═══ Records provided
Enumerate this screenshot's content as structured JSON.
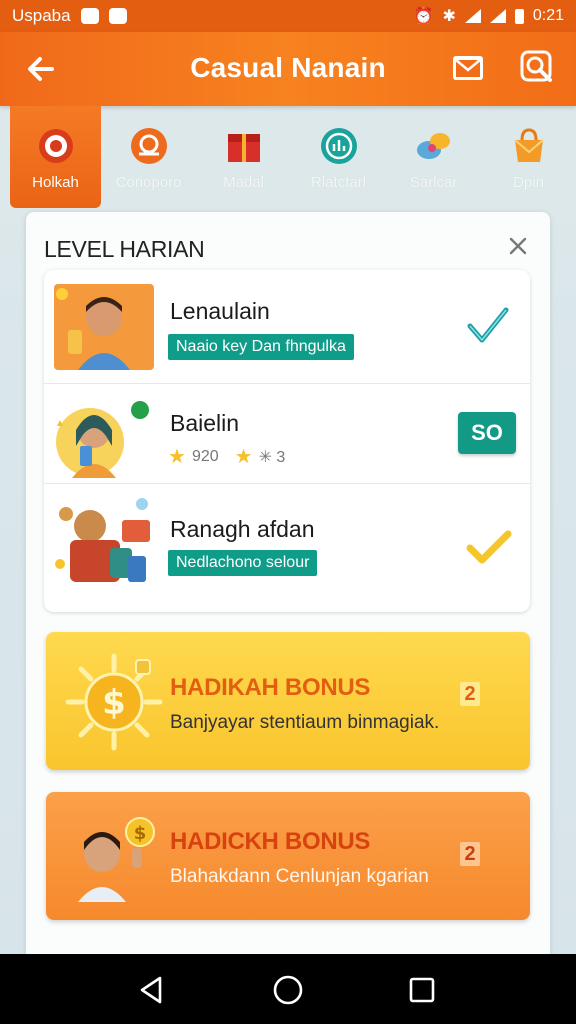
{
  "status_bar": {
    "carrier": "Uspaba",
    "time": "0:21"
  },
  "app_bar": {
    "title": "Casual Nanain"
  },
  "tabs": [
    {
      "label": "Holkah",
      "icon": "target-icon",
      "active": true
    },
    {
      "label": "Conoporo",
      "icon": "hand-coin-icon",
      "active": false
    },
    {
      "label": "Madal",
      "icon": "gift-box-icon",
      "active": false
    },
    {
      "label": "Rlatctarl",
      "icon": "chart-badge-icon",
      "active": false
    },
    {
      "label": "Sarlcar",
      "icon": "chat-bubbles-icon",
      "active": false
    },
    {
      "label": "Dpin",
      "icon": "shopping-bag-icon",
      "active": false
    }
  ],
  "panel": {
    "title": "LEVEL HARIAN",
    "levels": [
      {
        "name": "Lenaulain",
        "tag": "Naaio key Dan fhngulka",
        "status": "done"
      },
      {
        "name": "Baielin",
        "stars": [
          "920",
          "✳ 3"
        ],
        "action": "SO"
      },
      {
        "name": "Ranagh afdan",
        "tag": "Nedlachono selour",
        "status": "done"
      }
    ]
  },
  "bonuses": [
    {
      "title": "HADIKAH BONUS",
      "desc": "Banjyayar stentiaum binmagiak.",
      "count": "2"
    },
    {
      "title": "HADICKH BONUS",
      "desc": "Blahakdann Cenlunjan kgarian",
      "count": "2"
    }
  ],
  "colors": {
    "primary": "#f26d17",
    "accent": "#0f9d8a",
    "bonus_yellow": "#fcd03f",
    "bonus_orange": "#f78f33"
  }
}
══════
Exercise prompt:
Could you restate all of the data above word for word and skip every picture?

Exercise response:
Enumerate this screenshot's content as structured JSON.
{
  "status_bar": {
    "carrier": "Uspaba",
    "time": "0:21"
  },
  "app_bar": {
    "title": "Casual Nanain"
  },
  "tabs": [
    {
      "label": "Holkah",
      "icon": "target-icon",
      "active": true
    },
    {
      "label": "Conoporo",
      "icon": "hand-coin-icon",
      "active": false
    },
    {
      "label": "Madal",
      "icon": "gift-box-icon",
      "active": false
    },
    {
      "label": "Rlatctarl",
      "icon": "chart-badge-icon",
      "active": false
    },
    {
      "label": "Sarlcar",
      "icon": "chat-bubbles-icon",
      "active": false
    },
    {
      "label": "Dpin",
      "icon": "shopping-bag-icon",
      "active": false
    }
  ],
  "panel": {
    "title": "LEVEL HARIAN",
    "levels": [
      {
        "name": "Lenaulain",
        "tag": "Naaio key Dan fhngulka",
        "status": "done"
      },
      {
        "name": "Baielin",
        "stars": [
          "920",
          "✳ 3"
        ],
        "action": "SO"
      },
      {
        "name": "Ranagh afdan",
        "tag": "Nedlachono selour",
        "status": "done"
      }
    ]
  },
  "bonuses": [
    {
      "title": "HADIKAH BONUS",
      "desc": "Banjyayar stentiaum binmagiak.",
      "count": "2"
    },
    {
      "title": "HADICKH BONUS",
      "desc": "Blahakdann Cenlunjan kgarian",
      "count": "2"
    }
  ],
  "colors": {
    "primary": "#f26d17",
    "accent": "#0f9d8a",
    "bonus_yellow": "#fcd03f",
    "bonus_orange": "#f78f33"
  }
}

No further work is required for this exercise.